• _Exercise prompt_:
Reproduce the entries exactly and omit the pictures.

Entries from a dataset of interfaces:
○ ○ ○

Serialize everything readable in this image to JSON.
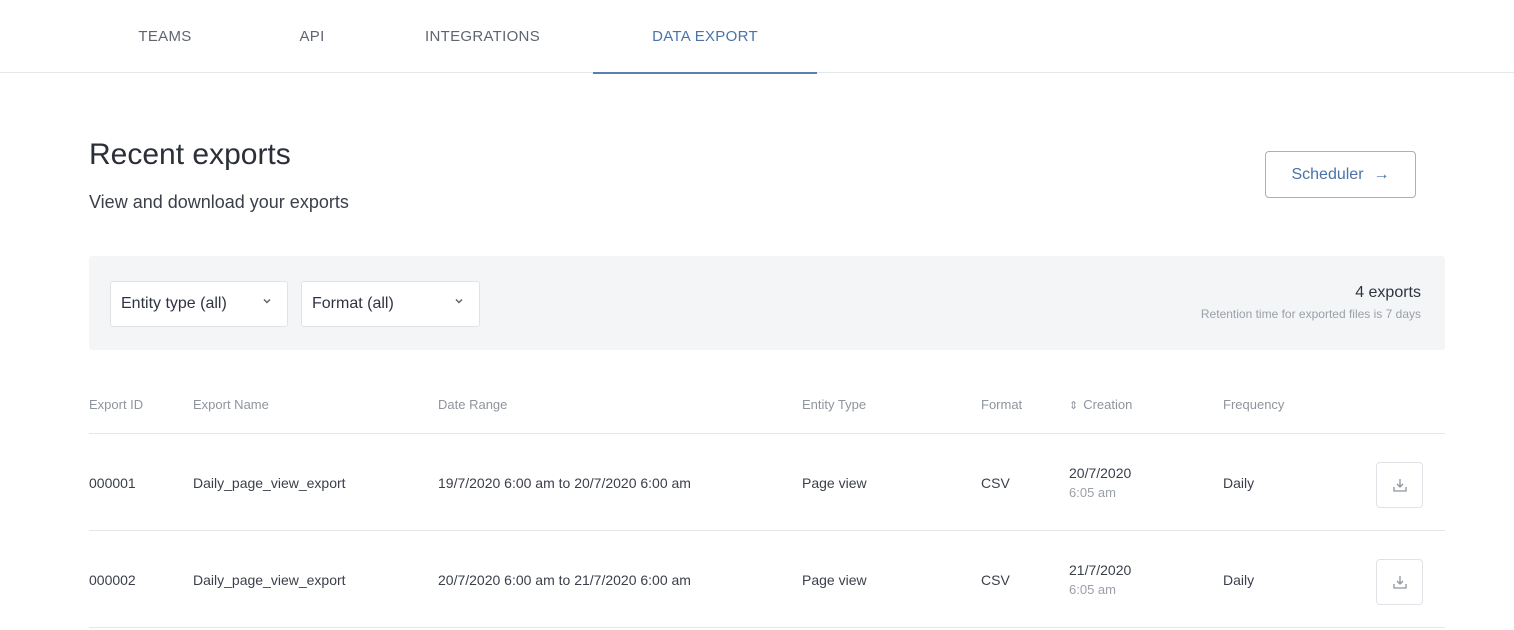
{
  "tabs": [
    {
      "label": "TEAMS"
    },
    {
      "label": "API"
    },
    {
      "label": "INTEGRATIONS"
    },
    {
      "label": "DATA EXPORT",
      "active": true
    }
  ],
  "header": {
    "title": "Recent exports",
    "subtitle": "View and download your exports",
    "scheduler_label": "Scheduler",
    "scheduler_icon": "arrow-right-icon"
  },
  "filters": {
    "entity_type": "Entity type (all)",
    "format": "Format (all)",
    "count": "4 exports",
    "retention": "Retention time for exported files is 7 days"
  },
  "table": {
    "columns": {
      "id": "Export ID",
      "name": "Export Name",
      "range": "Date Range",
      "entity": "Entity Type",
      "format": "Format",
      "creation": "Creation",
      "frequency": "Frequency"
    },
    "rows": [
      {
        "id": "000001",
        "name": "Daily_page_view_export",
        "range": "19/7/2020 6:00 am to 20/7/2020 6:00 am",
        "entity": "Page view",
        "format": "CSV",
        "creation_date": "20/7/2020",
        "creation_time": "6:05 am",
        "frequency": "Daily"
      },
      {
        "id": "000002",
        "name": "Daily_page_view_export",
        "range": "20/7/2020 6:00 am to 21/7/2020 6:00 am",
        "entity": "Page view",
        "format": "CSV",
        "creation_date": "21/7/2020",
        "creation_time": "6:05 am",
        "frequency": "Daily"
      }
    ]
  },
  "colors": {
    "accent": "#4a73a8",
    "border": "#e3e6ea",
    "filter_bg": "#f4f5f7"
  }
}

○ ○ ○

• _Task output_:
Serialize everything readable in this image to JSON.
{
  "tabs": [
    {
      "label": "TEAMS"
    },
    {
      "label": "API"
    },
    {
      "label": "INTEGRATIONS"
    },
    {
      "label": "DATA EXPORT",
      "active": true
    }
  ],
  "header": {
    "title": "Recent exports",
    "subtitle": "View and download your exports",
    "scheduler_label": "Scheduler",
    "scheduler_icon": "arrow-right-icon"
  },
  "filters": {
    "entity_type": "Entity type (all)",
    "format": "Format (all)",
    "count": "4 exports",
    "retention": "Retention time for exported files is 7 days"
  },
  "table": {
    "columns": {
      "id": "Export ID",
      "name": "Export Name",
      "range": "Date Range",
      "entity": "Entity Type",
      "format": "Format",
      "creation": "Creation",
      "frequency": "Frequency"
    },
    "rows": [
      {
        "id": "000001",
        "name": "Daily_page_view_export",
        "range": "19/7/2020 6:00 am to 20/7/2020 6:00 am",
        "entity": "Page view",
        "format": "CSV",
        "creation_date": "20/7/2020",
        "creation_time": "6:05 am",
        "frequency": "Daily"
      },
      {
        "id": "000002",
        "name": "Daily_page_view_export",
        "range": "20/7/2020 6:00 am to 21/7/2020 6:00 am",
        "entity": "Page view",
        "format": "CSV",
        "creation_date": "21/7/2020",
        "creation_time": "6:05 am",
        "frequency": "Daily"
      }
    ]
  },
  "colors": {
    "accent": "#4a73a8",
    "border": "#e3e6ea",
    "filter_bg": "#f4f5f7"
  }
}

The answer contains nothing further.